HODP takes student privacy very seriously in our survey responses. We believe that to obtain a large quantity of genuine responses, students must feel that their survey responses will be properly anonymous. As a result, we have taken a series of measures to ensure the privacy of HODP students.
Aggregate Data Only
We will never publish individual responses from the survey nor give them to any non-HODP party. We will only publish analysis based on aggregate responses, and we will only publish such analysis if we are confident that the data is properly anonymized such that the respondents cannot be identified.
Review of Data Requests
Only HODP executive committee members wil have direct access to the database and be able to pull response data. Any HODP members who wish to access some subset of the survey data will be required to submit a request that will be reviewed by the executive committee. The retrieval of all data will be done by automated script so executive committee members will also not have direct access to the raw response data.
In order to link responses, we use email addresses. However, we also want to make it so that executive committee members cannot accidentally see individual survey responses. So, in our database we do not link individuals via email address, but using a unique hash of their email address so that at first glance any individuals in the database cannot be easily linked to their responses. See below for more specifics of the structure of the surveys database.
Google Sign In for Identity Verification
Because Harvard College email addresses are hosted with Google, we are able to use Google Sign in to verify the identity of respondents who sign in through our website. When a user signs in through Google, our backend server receives a unique token from Google to authenticate that the user is who they say they are. The only information that we access is the email address and unique Google ID (a number that Google provides us). We do not see the respondent's google password nor do we access any profile information beyond the email address.
HODP uses Google Firebase for storage of survey responses. We have two collections in the database: emails and responses.
The emails collection has as an id the email of an individual, and no response information is stored in this database. Instead, data such as the last contact, last demographic update, and number of responses are recorded, but nothing about the content of the responses themselves.

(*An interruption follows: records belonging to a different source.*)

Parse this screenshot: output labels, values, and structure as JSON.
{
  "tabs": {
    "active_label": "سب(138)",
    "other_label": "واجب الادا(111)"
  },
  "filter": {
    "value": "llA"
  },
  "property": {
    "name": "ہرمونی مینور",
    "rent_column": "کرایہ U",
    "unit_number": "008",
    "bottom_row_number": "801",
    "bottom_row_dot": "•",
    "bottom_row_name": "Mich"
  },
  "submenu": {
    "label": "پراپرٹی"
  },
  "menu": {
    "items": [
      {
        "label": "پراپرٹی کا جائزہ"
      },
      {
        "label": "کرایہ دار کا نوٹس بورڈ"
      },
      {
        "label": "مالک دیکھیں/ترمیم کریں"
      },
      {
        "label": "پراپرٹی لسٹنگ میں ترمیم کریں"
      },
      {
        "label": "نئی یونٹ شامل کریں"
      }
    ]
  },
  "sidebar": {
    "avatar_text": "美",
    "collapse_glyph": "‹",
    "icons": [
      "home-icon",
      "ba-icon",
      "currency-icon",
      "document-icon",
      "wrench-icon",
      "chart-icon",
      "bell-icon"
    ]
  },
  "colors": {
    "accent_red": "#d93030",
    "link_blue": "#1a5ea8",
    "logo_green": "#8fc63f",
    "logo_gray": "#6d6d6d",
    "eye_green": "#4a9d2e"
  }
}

The responses collection stores the actual responses of an individual. Each top level key should correspond to a response. The ID for each document in the collection is the MD5 hash of the respondent's email. This ensures that respondents and their emails cannot be easily identified.
Data requests should be sent in an email to email@example.com. Included in the request should be what analysis you plan to do with the data, as well as what specific data points you need. You must specify what kind of analysis you plan to do with each data point. The HODP executive committee will review the request and respond to you within a week.